Is the NDA government at the Centre out to tweak provisions of the Right To Information (RTI) Act to water it down, like its predecessor UPA had tried to do earlier? The latest doubts have surfaced over the Centre recently making public proposed new rules under Section 27 of RTI Act, 2005 to modify it. The Department of Personnel and Training has put up the draft rules on its website, inviting views and suggestions from the people till April 15. RTI activists are now a worried lot, alleging that the proposed rules will make it much harder to prise out information from government offices, that these will end up empowering public authorities more than applicants for information. They say that the government is planning to limit RTI applications to 500 words, take the process online, and make it costlier for applicants by raising the fees for paper, photostat, CDs and government publications among other things. The postal charge for getting the information will be borne by the applicant not the government; it will be the responsibility of the applicant to send a copy of the appeal to the information officer, instead of the official or the department concerned; officials will be allowed to file documents to counter claims of false information (which is expected to make the process lengthier). The Congress has been quick to air its disapproval, conveniently forgetting its previous discomfiture with the RTI Act that the Manmohan Singh government had brought forth in 2005 — it fought hard to keep political parties out of RTI ambit (with the BJP, Left and other parties all closing ranks with the Congress), and made an abortive bid to keep notings on government files secret. Now senior Congressmen like Ahmed Patel are asking whether the rendra Modi government wants ‘Right to Inform’ citizens or ‘Right to Intimidate’ them. Information and Broadcasting Minister Venkaiah idu has hit right back, saying that the Congress in opposition is claiming the ‘Right to Disinformation’ when it comes to RTI. idu has further said that the proposed changes to RTI Act were notified by the UPA government back in 2012, and there is now no change ‘even in a comma or full stop mark’.

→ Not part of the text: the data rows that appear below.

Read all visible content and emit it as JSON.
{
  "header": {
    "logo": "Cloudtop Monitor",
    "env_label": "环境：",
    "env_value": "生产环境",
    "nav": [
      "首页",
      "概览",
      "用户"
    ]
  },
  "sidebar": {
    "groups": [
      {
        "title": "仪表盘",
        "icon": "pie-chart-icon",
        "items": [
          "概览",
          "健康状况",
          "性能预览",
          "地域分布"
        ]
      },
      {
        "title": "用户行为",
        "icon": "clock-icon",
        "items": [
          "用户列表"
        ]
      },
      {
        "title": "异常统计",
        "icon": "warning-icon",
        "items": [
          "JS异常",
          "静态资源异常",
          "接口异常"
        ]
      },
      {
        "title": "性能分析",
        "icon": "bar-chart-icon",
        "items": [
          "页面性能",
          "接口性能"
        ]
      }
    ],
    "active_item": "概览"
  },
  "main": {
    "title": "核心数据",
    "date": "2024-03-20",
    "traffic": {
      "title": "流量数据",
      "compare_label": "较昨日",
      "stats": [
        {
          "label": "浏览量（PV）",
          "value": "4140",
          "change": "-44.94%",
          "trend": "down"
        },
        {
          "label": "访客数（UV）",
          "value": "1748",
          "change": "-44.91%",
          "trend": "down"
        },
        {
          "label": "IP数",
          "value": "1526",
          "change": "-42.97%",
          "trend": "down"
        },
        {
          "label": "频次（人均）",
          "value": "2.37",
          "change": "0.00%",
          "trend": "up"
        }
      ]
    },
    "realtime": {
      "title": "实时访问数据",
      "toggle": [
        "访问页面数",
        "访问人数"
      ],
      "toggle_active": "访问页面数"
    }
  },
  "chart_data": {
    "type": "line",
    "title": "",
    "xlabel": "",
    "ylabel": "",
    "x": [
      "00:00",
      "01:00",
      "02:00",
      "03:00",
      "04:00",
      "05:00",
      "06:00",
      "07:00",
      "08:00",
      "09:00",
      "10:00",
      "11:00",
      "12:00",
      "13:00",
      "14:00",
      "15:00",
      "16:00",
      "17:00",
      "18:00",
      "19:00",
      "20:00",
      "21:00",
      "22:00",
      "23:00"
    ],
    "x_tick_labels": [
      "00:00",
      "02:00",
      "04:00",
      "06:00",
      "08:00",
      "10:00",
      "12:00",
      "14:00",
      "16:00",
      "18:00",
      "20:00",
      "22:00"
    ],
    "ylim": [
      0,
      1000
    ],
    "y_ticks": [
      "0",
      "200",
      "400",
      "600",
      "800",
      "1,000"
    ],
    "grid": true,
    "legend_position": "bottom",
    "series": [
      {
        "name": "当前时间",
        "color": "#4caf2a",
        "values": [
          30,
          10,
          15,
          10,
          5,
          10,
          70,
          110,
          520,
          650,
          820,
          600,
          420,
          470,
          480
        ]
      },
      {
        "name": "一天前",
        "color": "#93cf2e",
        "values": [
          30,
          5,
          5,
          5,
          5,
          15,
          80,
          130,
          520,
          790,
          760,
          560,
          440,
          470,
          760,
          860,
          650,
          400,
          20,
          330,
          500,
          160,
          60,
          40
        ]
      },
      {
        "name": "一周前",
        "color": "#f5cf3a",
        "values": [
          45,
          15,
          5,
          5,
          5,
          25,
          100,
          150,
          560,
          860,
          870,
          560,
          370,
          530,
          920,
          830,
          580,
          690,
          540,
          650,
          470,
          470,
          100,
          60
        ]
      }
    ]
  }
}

According to the NDA government, there is now a need to consolidate the key provisions of Central Information Commission (Magement) Regulations, 2007 and the Rules of 2012. This is because the Delhi High Court in 2010 quashed the legality of the Central Information Commission (Magement) Regulations, 2007, and the matter has been pending before the Supreme Court ever since. The Centre has assured that that no RTI application will be rejected only because it contains more than 500 words, that appeals and complaints can be filed both online as well as offline, and that there are no changes in fees or postal charges compared to rules suggested in 2007 and 2012. This essentially means that the BJP-led government at the Centre has lobbed the ball back to the Congress’ court about tweaking RTI rules. Meanwhile, RTI activists are pointing out that the proposed rule to ensure that an RTI appeal before the Central Information Commission will abate in the event of death of the appellant, will actually encourage murderous attacks on whistleblowers. Alarming figures have been furnished in this context — of more than 375 recorded cases of attacks on applicants seeking information about corruption in public offices, with 56 attacks ending up as murders. It has been argued that Right to Information being a persol right should end with the life of the citizen applying for the information, and that such a move will lessen the burden of pending applications before the Information Commissions. But questions are being asked whether this logic should apply in case an RTI applicant is murdered outright or dies under suspicious circumstances, while seeking information for a public cause. Out of the RTI applications rejected by public authorities in 2015-2016, over 40 percent were in the ‘others’ category (for reasons other than those permitted under RTI Act, like tiol interest or private copyright). The country even went without a Central Information Commissioner for long, while State Information Commissions continue to languish with poor infrastructure and idequate manpower. The doubts as to whether public authorities are at all sincere about being open to the public eye, will not go away anytime soon. For that, there has to be a sea change in the high-handed and secretive sarkari culture first.